• AIM OF THE TASK: Search the data below for the string "title". Extract every line that contains it.

:::::

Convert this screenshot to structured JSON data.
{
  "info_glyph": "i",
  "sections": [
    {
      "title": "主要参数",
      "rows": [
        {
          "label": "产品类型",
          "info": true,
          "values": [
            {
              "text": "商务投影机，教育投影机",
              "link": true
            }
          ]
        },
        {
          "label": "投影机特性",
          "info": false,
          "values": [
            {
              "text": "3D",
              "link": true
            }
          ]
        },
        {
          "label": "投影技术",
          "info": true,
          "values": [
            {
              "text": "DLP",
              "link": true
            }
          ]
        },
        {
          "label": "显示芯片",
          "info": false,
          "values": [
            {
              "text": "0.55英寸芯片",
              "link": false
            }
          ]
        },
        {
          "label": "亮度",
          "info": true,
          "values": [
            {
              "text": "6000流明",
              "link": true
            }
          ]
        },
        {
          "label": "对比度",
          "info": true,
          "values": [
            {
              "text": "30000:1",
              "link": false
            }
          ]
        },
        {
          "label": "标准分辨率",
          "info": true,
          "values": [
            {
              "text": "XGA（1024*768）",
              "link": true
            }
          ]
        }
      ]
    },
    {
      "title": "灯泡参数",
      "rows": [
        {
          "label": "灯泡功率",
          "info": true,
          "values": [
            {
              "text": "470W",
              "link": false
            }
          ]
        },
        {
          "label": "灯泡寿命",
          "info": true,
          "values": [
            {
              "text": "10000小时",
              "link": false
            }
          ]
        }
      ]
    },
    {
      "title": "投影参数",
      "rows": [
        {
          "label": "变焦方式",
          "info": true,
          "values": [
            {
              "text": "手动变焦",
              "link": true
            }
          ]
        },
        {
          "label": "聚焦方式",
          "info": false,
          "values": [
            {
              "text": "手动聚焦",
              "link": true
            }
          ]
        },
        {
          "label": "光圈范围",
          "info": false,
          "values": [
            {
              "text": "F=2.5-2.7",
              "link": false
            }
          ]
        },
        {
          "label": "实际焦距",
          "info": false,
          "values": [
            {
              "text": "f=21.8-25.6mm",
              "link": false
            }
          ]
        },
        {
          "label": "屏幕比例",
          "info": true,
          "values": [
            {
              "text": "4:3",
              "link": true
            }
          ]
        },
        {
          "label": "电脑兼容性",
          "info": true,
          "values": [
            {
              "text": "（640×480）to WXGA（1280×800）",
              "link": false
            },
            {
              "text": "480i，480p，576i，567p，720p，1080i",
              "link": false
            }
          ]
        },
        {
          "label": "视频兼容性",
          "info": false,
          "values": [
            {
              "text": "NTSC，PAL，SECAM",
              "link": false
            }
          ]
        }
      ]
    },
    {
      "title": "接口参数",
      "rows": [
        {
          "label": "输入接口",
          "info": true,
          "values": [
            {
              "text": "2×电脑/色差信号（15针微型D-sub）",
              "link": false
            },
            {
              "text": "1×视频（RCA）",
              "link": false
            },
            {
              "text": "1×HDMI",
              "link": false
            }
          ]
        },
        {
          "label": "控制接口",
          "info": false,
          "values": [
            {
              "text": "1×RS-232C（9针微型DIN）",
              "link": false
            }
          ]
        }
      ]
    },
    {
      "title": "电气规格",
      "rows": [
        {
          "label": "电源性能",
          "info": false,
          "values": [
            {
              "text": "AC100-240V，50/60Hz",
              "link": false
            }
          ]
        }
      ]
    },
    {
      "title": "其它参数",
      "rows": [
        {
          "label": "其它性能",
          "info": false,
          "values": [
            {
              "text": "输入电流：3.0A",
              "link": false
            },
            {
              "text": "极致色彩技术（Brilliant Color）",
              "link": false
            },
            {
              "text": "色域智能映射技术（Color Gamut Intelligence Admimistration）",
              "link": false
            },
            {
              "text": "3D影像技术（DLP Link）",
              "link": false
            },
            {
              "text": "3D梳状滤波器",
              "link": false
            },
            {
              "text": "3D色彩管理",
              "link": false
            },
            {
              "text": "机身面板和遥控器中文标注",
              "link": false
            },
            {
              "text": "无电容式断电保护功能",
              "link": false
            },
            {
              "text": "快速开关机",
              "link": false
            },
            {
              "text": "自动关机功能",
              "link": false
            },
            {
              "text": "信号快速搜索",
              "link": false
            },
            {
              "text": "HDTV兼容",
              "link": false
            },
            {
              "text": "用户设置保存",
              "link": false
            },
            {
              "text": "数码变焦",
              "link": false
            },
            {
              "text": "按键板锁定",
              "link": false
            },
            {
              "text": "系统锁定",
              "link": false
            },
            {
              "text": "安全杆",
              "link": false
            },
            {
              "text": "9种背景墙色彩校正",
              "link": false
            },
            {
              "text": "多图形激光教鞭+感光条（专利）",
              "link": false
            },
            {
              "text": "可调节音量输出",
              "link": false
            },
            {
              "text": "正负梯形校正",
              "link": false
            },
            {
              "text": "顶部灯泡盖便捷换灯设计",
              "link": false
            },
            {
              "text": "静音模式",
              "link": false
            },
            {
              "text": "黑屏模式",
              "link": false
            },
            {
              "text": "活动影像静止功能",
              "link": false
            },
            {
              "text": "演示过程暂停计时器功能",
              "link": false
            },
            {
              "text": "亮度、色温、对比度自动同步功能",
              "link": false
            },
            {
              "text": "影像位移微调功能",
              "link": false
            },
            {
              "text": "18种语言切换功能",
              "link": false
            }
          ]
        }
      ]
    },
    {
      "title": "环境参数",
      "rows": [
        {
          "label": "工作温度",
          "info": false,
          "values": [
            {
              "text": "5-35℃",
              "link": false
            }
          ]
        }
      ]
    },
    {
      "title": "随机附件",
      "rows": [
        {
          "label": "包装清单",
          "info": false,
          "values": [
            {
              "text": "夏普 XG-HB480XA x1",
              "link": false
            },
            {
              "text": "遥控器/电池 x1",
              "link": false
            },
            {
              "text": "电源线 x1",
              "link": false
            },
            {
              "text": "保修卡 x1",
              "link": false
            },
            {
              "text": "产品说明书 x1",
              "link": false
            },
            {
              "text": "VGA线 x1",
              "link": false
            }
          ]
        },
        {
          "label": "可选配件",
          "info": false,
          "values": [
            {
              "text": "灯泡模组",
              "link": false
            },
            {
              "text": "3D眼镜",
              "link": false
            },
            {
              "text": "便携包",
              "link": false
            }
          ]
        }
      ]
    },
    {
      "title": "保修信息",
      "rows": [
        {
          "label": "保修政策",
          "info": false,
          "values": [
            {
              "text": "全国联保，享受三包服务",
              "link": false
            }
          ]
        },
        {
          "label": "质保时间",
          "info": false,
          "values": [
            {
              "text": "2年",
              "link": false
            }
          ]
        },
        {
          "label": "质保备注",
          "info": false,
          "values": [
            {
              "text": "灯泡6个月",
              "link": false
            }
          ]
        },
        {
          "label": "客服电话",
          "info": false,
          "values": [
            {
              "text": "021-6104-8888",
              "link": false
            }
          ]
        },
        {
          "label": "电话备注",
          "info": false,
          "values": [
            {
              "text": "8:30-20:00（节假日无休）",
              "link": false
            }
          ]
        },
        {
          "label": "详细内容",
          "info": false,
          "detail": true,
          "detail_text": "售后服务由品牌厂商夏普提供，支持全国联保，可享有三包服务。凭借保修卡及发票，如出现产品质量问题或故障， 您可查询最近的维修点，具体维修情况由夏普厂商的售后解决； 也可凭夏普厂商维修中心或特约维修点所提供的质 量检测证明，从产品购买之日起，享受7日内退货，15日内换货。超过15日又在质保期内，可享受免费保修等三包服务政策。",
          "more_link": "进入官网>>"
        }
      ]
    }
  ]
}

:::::

• THE COMPLETED TASK:
      "title": "主要参数",
      "title": "灯泡参数",
      "title": "投影参数",
      "title": "接口参数",
      "title": "电气规格",
      "title": "其它参数",
      "title": "环境参数",
      "title": "随机附件",
      "title": "保修信息",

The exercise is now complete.